These exemptions follow a lobbying push by the Motion Picture Industry of America, which has urged the FAA to allow small drones in filmmaking. The MPAA was responsible for helping six video companies get exemptions: Astraeus Aerial, Aerial MOB, HeliVideo Productions, Pictorvision Inc, RC Pro Productions Consulting/Vortex Aerial, and Snaproll Media. Flying-Cam Inc, known for capturing footage for the James Bond film Skyfall, was asked to provide more information. All these companies specialize in aerial cinematography, which is one of the most promising uses of quadrotors or other small UAVs. They're far cheaper than manned craft, there's little risk to operators, and it doesn't tax the drone's battery or capabilities the way something like Amazon's delivery service might.

Though it's dubiously legal, many photographers and filmmakers are already using drones, something that's periodically resulted in accidents and fines — one such fine led to a lawsuit that could potentially invalidate the FAA's ban. The FAA, meanwhile, has already granted a few limited commercial licenses, and it's funding six test sites that will help inform future laws on pilot licensing, aircraft safety requirements, and ways to integrate drones into existing airspace.

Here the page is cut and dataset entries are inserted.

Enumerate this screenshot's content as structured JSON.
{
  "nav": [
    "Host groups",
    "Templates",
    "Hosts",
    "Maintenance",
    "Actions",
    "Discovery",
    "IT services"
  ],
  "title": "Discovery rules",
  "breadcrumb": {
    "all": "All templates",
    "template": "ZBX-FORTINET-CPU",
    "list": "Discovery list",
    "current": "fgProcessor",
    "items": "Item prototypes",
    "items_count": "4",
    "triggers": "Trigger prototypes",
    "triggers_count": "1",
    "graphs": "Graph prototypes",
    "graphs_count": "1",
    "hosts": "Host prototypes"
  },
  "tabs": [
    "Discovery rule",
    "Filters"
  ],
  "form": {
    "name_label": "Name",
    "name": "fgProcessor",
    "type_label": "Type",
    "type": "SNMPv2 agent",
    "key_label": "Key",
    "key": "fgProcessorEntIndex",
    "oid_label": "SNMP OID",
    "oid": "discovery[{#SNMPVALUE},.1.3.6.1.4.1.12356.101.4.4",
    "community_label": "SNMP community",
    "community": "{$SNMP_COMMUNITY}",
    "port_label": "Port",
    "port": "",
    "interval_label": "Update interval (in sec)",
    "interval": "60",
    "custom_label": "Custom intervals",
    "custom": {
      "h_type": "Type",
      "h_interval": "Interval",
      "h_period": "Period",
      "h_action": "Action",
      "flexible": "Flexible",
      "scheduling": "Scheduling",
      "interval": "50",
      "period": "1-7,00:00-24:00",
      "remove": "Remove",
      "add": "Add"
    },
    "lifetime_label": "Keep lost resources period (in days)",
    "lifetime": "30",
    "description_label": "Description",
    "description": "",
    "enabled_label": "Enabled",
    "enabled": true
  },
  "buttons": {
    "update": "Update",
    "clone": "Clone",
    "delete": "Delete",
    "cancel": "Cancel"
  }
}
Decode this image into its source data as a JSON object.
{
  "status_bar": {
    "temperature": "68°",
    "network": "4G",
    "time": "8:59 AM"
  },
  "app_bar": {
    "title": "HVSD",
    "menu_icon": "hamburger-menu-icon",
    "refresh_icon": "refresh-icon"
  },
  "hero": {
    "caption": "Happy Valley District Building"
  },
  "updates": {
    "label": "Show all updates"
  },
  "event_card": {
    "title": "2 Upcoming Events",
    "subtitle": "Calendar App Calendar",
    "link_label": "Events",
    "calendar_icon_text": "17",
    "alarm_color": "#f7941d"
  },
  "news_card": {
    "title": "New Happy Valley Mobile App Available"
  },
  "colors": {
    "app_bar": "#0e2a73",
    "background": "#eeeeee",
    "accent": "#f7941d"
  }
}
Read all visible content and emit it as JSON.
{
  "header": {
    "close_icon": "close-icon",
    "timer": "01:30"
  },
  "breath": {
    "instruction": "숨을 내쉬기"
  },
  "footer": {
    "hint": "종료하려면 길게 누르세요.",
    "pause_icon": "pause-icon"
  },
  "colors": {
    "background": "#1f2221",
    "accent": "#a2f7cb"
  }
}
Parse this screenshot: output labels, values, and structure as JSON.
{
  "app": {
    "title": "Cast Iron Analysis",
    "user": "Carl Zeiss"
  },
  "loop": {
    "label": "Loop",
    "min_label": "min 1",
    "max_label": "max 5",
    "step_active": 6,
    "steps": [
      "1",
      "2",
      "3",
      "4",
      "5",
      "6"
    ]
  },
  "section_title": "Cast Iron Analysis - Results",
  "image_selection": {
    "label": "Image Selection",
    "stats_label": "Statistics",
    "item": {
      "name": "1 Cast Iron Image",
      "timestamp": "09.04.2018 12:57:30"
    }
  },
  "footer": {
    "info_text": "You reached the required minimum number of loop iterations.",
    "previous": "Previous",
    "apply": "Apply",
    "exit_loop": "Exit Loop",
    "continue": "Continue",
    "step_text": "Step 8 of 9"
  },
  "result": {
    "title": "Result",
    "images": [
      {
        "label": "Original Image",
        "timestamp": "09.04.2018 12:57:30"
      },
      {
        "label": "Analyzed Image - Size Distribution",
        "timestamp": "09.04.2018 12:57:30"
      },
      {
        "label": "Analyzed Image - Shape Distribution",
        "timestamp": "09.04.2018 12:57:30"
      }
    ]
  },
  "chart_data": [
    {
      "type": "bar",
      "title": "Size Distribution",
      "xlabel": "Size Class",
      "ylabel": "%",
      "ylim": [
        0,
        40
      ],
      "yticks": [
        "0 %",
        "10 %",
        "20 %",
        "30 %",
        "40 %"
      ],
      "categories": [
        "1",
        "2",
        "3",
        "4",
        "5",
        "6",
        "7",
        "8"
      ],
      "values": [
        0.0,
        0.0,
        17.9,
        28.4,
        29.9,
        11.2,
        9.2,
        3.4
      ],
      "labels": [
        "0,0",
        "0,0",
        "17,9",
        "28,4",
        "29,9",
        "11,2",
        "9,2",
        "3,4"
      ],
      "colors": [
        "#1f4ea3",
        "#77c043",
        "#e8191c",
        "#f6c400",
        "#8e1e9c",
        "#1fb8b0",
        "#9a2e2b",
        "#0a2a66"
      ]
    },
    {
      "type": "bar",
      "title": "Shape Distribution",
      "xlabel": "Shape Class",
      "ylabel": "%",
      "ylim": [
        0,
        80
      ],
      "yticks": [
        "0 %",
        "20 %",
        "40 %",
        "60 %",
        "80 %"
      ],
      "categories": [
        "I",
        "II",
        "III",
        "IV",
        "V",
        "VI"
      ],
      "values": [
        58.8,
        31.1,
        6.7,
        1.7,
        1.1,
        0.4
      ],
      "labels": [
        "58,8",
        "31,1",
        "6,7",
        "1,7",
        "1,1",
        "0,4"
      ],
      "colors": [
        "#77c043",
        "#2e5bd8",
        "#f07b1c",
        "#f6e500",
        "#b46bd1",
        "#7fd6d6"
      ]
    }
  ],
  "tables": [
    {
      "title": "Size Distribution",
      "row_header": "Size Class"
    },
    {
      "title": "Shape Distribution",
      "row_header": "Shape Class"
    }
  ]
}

Congress has told the agency to come up with official rules for small commercial aircraft by 2015, with rules for larger drones — a more difficult problem — to follow over the next several years.